We have transitioned from cooking wholesome meals at home to enjoying wholesome food delivery services. During the early the late 1940s and early 1950s, food labeling was predominantly confined to food products intended for “special dietary uses.” It wasn’t until the early 1960s that food products aimed at supporting weight loss programs were required to state “low calorie” on the label. Growing regulatory requirements like this and many others resulted in the evolution of food labels as well. They transitioned from a source of quick information (mostly about the ingredients and their nutritional value), to a tool that would influence consumer choices. Food labels in the digital age of information also add an “ethical” facet to a brand.
Here are a few things worth considering when it comes to food labeling:
Something lacking at many brainstorm sessions when deciding whether to rebrand a product or to redesign the food label is design thinking. Design thinking is a strategic and interactive process that relies on rapid prototyping to yield a final product that is designed with the end user in mind. When a product is formulated with a target audience in mind, the food label should act as the bridge between the consumer and the producer. Avoid catch-phrases and ensure that the language on the label is simple, to the point, and brief.
Transparency Before Trust
Nestle’s Coffee Mate was recently the subject of a class action lawsuit claiming that the company’s label was “misleading,” because the vanilla flavor is artificial and not the product of real vanilla. Similarly, Coca-Cola’s Vitamin Water had to undergo a label modification to clarify what the product really was. Decision makers are often conflicted between marketing strategies and (factual) nutritional information taking up fair shares of the food label real estate.
An example of this is the classic labeling approach to modern-day poultry products. Although it is prohibited in the U.S. to incorporate hormones in poultry production, almost every brand advertises that its product has “no hormones added.” Today’s consumers are willing to pay a premium for a product they place their trust in. To win their trust, brands must evaluate how transparent their food systems really are, and food labels are the voice of the brand.
While most consumers are unaware of this, there are two broad categories of health claims that are approved by FDA: authorized and qualified health claims. Thus far, FDA has approved 12 health claims. The federal agency further clarifies that health claims are “limited to claims about disease risk reduction.”
The Battle Between “Best-Before” and “Use-By”

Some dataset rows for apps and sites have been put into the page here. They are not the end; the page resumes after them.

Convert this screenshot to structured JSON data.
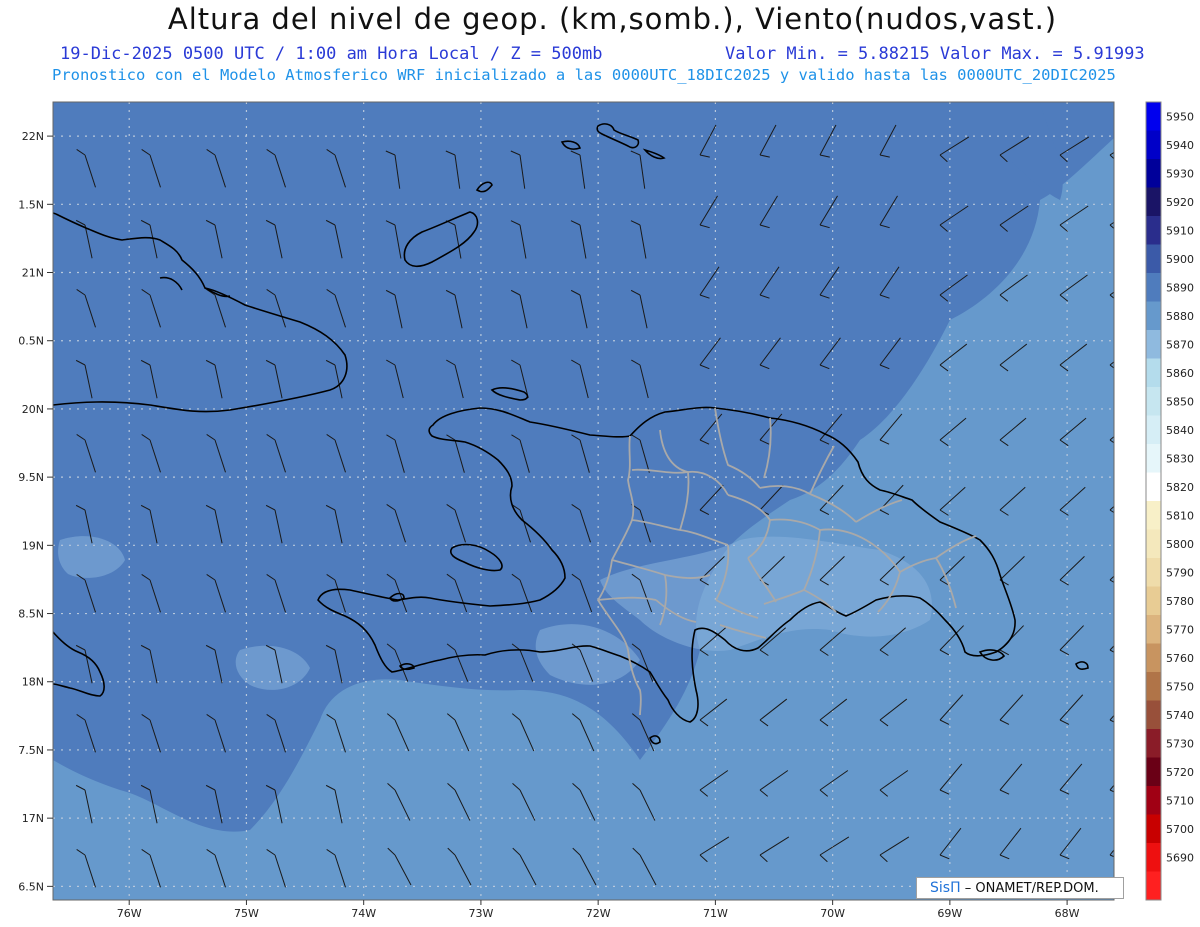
{
  "header": {
    "title": "Altura del nivel de geop. (km,somb.), Viento(nudos,vast.)",
    "subtitle_left": "19-Dic-2025   0500 UTC / 1:00 am Hora Local / Z = 500mb",
    "subtitle_right": "Valor Min. = 5.88215  Valor Max. = 5.91993",
    "subtitle_model": "Pronostico con el Modelo Atmosferico WRF inicializado a las 0000UTC_18DIC2025 y valido hasta las  0000UTC_20DIC2025"
  },
  "map": {
    "lat_ticks": [
      "22N",
      "1.5N",
      "21N",
      "0.5N",
      "20N",
      "9.5N",
      "19N",
      "8.5N",
      "18N",
      "7.5N",
      "17N",
      "6.5N"
    ],
    "lon_ticks": [
      "76W",
      "75W",
      "74W",
      "73W",
      "72W",
      "71W",
      "70W",
      "69W",
      "68W"
    ],
    "lat_range": [
      16.4,
      22.25
    ],
    "lon_range": [
      -76.65,
      -67.6
    ],
    "colors": {
      "field_deep": "#4f7cbd",
      "field_mid": "#6699cc",
      "field_light": "#87b1dc",
      "coast": "#000000",
      "province_border": "#a9a9a9",
      "barb": "#1a1a1a"
    }
  },
  "colorbar": {
    "labels": [
      "5950",
      "5940",
      "5930",
      "5920",
      "5910",
      "5900",
      "5890",
      "5880",
      "5870",
      "5860",
      "5850",
      "5840",
      "5830",
      "5820",
      "5810",
      "5800",
      "5790",
      "5780",
      "5770",
      "5760",
      "5750",
      "5740",
      "5730",
      "5720",
      "5710",
      "5700",
      "5690"
    ],
    "colors": [
      "#0000ee",
      "#0000c8",
      "#00009a",
      "#1a1466",
      "#2a2d8c",
      "#3b5aa8",
      "#4f7cbd",
      "#6699cc",
      "#8fbadf",
      "#b4dcec",
      "#c6e6f0",
      "#d6eef6",
      "#e6f6fa",
      "#ffffff",
      "#f8f0c8",
      "#f4e8bc",
      "#efdcaa",
      "#e8cc94",
      "#dcb47e",
      "#c89460",
      "#b07448",
      "#98503a",
      "#8a1c28",
      "#6a0016",
      "#a00014",
      "#c80000",
      "#ee1010",
      "#ff2020"
    ]
  },
  "credit": {
    "brand": "SisΠ",
    "text": "– ONAMET/REP.DOM."
  }
}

In simple terms, “best-before” implies a quality parameter and “use-by” implies a safety parameter. If these terms weren’t confusing enough for our consumers, we have other layers too, such as “sell by”, “display until,” etc. Although businesses are not obligated to explain what each terminology means, when it comes to expiration dates, it might be a good idea to create a more “human” experience, and take one more step by explaining what it means.

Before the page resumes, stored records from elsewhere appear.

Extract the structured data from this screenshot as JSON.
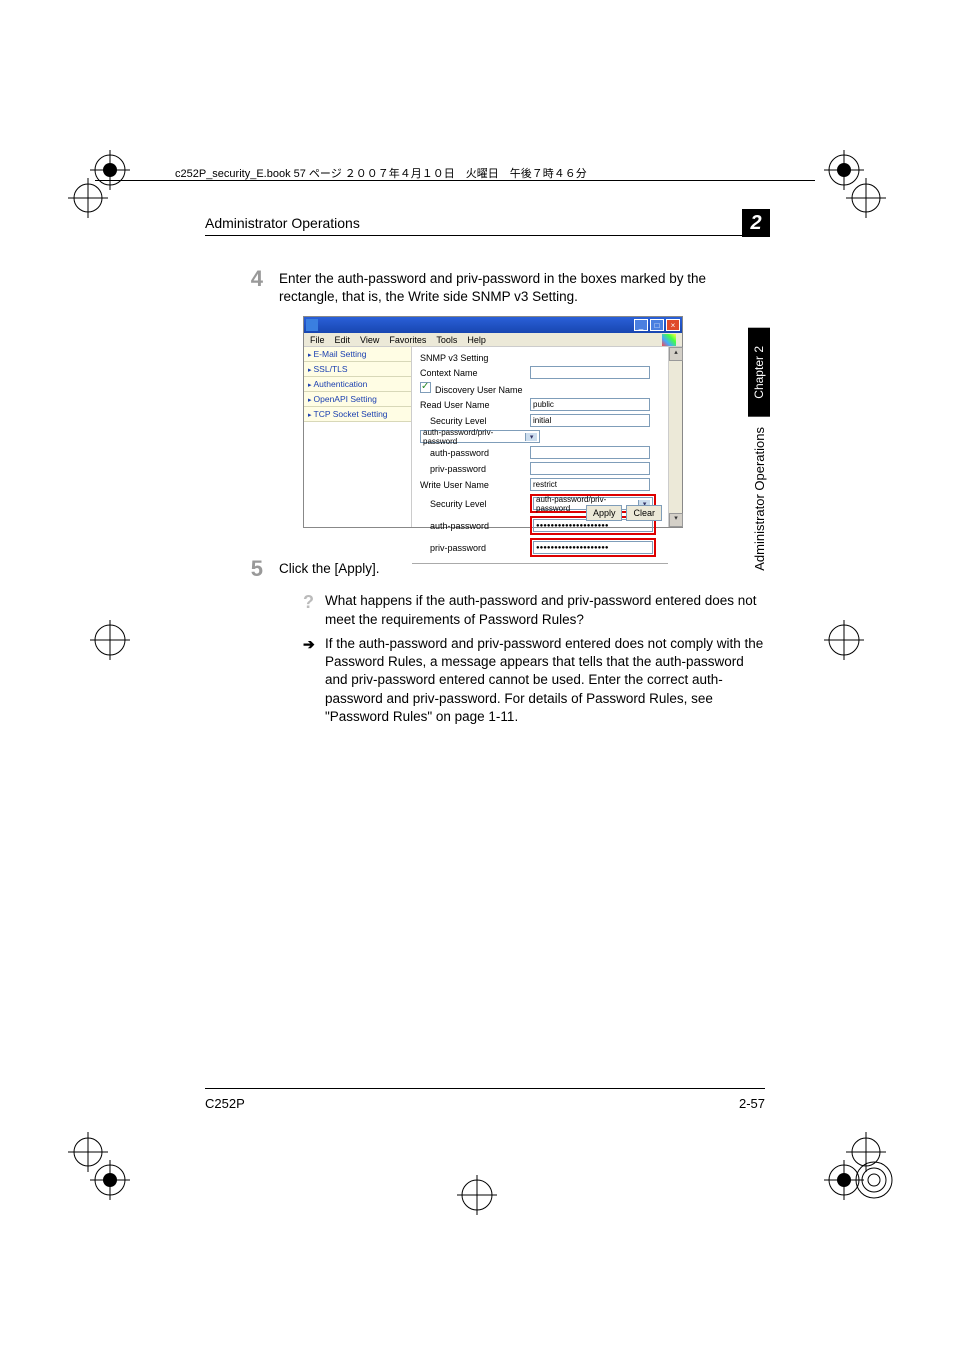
{
  "header_strip": "c252P_security_E.book  57 ページ  ２００７年４月１０日　火曜日　午後７時４６分",
  "page_title": "Administrator Operations",
  "chapter_num": "2",
  "step4": {
    "num": "4",
    "text": "Enter the auth-password and priv-password in the boxes marked by the rectangle, that is, the Write side SNMP v3 Setting."
  },
  "shot": {
    "menubar": [
      "File",
      "Edit",
      "View",
      "Favorites",
      "Tools",
      "Help"
    ],
    "sidebar": [
      "E-Mail Setting",
      "SSL/TLS",
      "Authentication",
      "OpenAPI Setting",
      "TCP Socket Setting"
    ],
    "form": {
      "title": "SNMP v3 Setting",
      "context_name": "Context Name",
      "discovery_user": "Discovery User Name",
      "read_user": "Read User Name",
      "read_user_val": "public",
      "sec_level": "Security Level",
      "sec_level_val": "auth-password/priv-password",
      "auth_pw": "auth-password",
      "priv_pw": "priv-password",
      "initial": "initial",
      "write_user": "Write User Name",
      "write_user_val": "restrict",
      "sec_level2_val": "auth-password/priv-password",
      "dots": "●●●●●●●●●●●●●●●●●●●●"
    },
    "buttons": {
      "apply": "Apply",
      "clear": "Clear"
    }
  },
  "step5": {
    "num": "5",
    "text": "Click the [Apply]."
  },
  "qa": {
    "q": "What happens if the auth-password and priv-password entered does not meet the requirements of Password Rules?",
    "a": "If the auth-password and priv-password entered does not comply with the Password Rules, a message appears that tells that the auth-password and priv-password entered cannot be used. Enter the correct auth-password and priv-password. For details of Password Rules, see \"Password Rules\" on page 1-11."
  },
  "side_tab_chapter": "Chapter 2",
  "side_tab_label": "Administrator Operations",
  "footer_left": "C252P",
  "footer_right": "2-57"
}
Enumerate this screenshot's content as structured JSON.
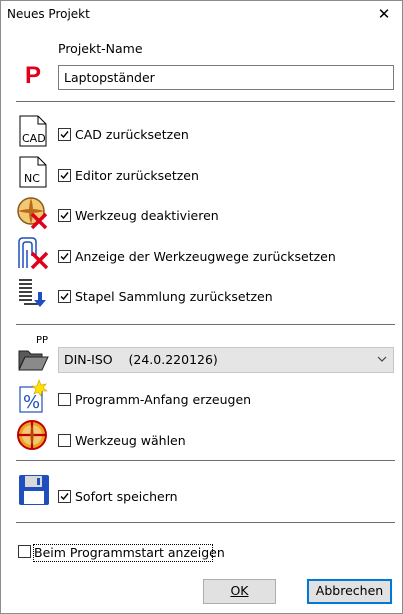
{
  "window": {
    "title": "Neues Projekt",
    "close_symbol": "✕"
  },
  "project": {
    "label": "Projekt-Name",
    "value": "Laptopständer",
    "icon_letter": "P"
  },
  "reset_options": [
    {
      "icon": "cad-file-icon",
      "icon_text": "CAD",
      "label": "CAD zurücksetzen",
      "checked": true
    },
    {
      "icon": "nc-file-icon",
      "icon_text": "NC",
      "label": "Editor zurücksetzen",
      "checked": true
    },
    {
      "icon": "tool-disable-icon",
      "label": "Werkzeug deaktivieren",
      "checked": true
    },
    {
      "icon": "toolpath-reset-icon",
      "label": "Anzeige der Werkzeugwege zurücksetzen",
      "checked": true
    },
    {
      "icon": "batch-reset-icon",
      "label": "Stapel Sammlung zurücksetzen",
      "checked": true
    }
  ],
  "postprocessor": {
    "icon_text": "PP",
    "selected": "DIN-ISO    (24.0.220126)"
  },
  "program_options": [
    {
      "icon": "program-start-icon",
      "icon_text": "%",
      "label": "Programm-Anfang erzeugen",
      "checked": false
    },
    {
      "icon": "tool-select-icon",
      "label": "Werkzeug wählen",
      "checked": false
    }
  ],
  "save": {
    "label": "Sofort speichern",
    "checked": true
  },
  "startup": {
    "label": "Beim Programmstart anzeigen",
    "checked": false
  },
  "buttons": {
    "ok": "OK",
    "cancel": "Abbrechen"
  },
  "colors": {
    "accent_red": "#e0001a",
    "accent_blue": "#0078d7",
    "button_bg": "#e1e1e1"
  }
}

Let’s face it—despite increasing ways to communicate with one other, we are still terrible communicators as a species. Food labels certainly present the opportunity for brands to better communicate with their consumers.